Most people have a Google account. If you don’t already, sign up for one! Next, sign up for a Google Voice phone number. Your Google Voice account can be used to make and receive phone calls and send and receive text messages! And fortunately, Google supports strong security. Once you have a Google Voice number, follow these steps:
Step 1: Purchase at least one U2F key on Amazon, like a Yubikey.
Step 2: Download an OTP app to your smartphone, like Google Authenticator.
Step 3: With your U2F key(s) in hand and an OTP app on your phone, configure your Google 2FA account settings:
Step 4: Download the Google Hangouts app to your smartphone and your computer.
Step 5: Go back to all your high value accounts and replace your mobile phone number with your Google Voice number.
Now, anytime OTPs are sent to you via SMS, the message will be sent to your Google Voice number, not your mobile phone number. If you followed Step 4 above, you will still have access to the OTPs on your mobile device and computer via the hangouts app.

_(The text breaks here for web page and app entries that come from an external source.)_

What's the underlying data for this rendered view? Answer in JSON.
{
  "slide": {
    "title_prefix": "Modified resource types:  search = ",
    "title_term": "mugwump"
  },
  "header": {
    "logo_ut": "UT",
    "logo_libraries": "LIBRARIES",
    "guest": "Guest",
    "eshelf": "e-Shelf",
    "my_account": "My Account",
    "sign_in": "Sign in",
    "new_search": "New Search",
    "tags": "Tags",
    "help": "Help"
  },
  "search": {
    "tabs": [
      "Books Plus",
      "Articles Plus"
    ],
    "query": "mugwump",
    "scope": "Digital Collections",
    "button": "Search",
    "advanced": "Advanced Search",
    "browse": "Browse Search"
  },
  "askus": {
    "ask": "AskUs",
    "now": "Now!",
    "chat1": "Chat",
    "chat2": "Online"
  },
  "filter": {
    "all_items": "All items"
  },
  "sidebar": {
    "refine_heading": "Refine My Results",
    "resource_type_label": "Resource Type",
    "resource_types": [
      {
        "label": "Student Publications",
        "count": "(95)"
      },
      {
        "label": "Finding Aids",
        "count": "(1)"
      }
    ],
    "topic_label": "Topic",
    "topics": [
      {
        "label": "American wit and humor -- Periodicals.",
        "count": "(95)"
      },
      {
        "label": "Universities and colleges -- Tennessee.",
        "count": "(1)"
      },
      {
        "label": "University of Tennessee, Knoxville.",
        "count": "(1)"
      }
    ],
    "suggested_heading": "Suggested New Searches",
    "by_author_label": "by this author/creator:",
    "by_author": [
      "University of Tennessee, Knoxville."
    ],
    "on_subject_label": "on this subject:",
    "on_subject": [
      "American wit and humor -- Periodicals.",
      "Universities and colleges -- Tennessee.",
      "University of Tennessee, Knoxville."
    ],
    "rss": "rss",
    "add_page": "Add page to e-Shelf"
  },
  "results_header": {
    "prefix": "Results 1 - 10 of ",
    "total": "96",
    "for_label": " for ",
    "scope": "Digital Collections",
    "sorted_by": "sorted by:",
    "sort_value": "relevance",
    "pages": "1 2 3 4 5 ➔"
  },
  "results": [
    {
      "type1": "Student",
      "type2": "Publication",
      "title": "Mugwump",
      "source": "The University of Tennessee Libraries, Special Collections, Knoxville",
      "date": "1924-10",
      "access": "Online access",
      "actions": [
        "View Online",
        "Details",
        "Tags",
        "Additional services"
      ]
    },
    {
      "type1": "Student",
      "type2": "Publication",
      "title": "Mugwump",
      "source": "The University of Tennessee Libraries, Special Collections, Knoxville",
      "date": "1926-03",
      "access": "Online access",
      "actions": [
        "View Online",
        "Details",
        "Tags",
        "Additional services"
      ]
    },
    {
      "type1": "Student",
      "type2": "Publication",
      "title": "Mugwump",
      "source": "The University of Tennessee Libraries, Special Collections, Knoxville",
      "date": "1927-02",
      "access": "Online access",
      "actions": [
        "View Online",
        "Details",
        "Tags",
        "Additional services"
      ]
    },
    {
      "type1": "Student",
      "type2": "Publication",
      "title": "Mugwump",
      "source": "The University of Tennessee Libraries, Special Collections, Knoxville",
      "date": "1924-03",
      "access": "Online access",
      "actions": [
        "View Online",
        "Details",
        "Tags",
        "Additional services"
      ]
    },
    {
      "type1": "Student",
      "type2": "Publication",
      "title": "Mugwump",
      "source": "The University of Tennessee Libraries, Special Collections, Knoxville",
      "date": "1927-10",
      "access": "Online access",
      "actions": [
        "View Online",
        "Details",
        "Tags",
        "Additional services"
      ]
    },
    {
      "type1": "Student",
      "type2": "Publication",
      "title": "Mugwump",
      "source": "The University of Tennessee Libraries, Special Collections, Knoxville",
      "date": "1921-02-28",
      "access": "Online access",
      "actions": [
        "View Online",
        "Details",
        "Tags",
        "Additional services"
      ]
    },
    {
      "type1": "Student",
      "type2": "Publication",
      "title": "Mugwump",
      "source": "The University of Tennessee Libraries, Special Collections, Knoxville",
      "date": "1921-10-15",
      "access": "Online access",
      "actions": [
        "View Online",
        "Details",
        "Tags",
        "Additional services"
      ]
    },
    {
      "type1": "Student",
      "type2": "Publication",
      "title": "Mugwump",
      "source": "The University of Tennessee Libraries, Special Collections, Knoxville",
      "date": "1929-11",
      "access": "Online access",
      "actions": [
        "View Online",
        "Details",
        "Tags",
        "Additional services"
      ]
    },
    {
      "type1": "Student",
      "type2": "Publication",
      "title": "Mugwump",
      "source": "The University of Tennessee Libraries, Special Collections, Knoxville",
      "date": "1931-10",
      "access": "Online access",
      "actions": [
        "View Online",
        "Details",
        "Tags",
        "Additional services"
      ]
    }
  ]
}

Net-net, no convenience lost.
Your Google Voice number can not be tampered with without access to your Google account, which is now secured with multiple forms of strong authentication (none of which include a mobile phone number). Now you control the number where important security text messages are sent–not some anonymous network support representative, based who-knows-where! This simple update is quick and affordable to setup, offers similar usability and convenience, and most importantly, gives you more control over your account security. Mission accomplished!
If your organization wants to offer people strong and secure 2FA, take a look at the free open source Gluu Server. With a Gluu Server, your organization can enforce strong authentication for many web & mobile apps in one place. Gluu supports open web standards like OpenID Connect for single sign-on (SSO), and a variety of strong authentication mechanisms including U2F Keys, OTP apps, and our own free and secure mobile push app, Super Gluu.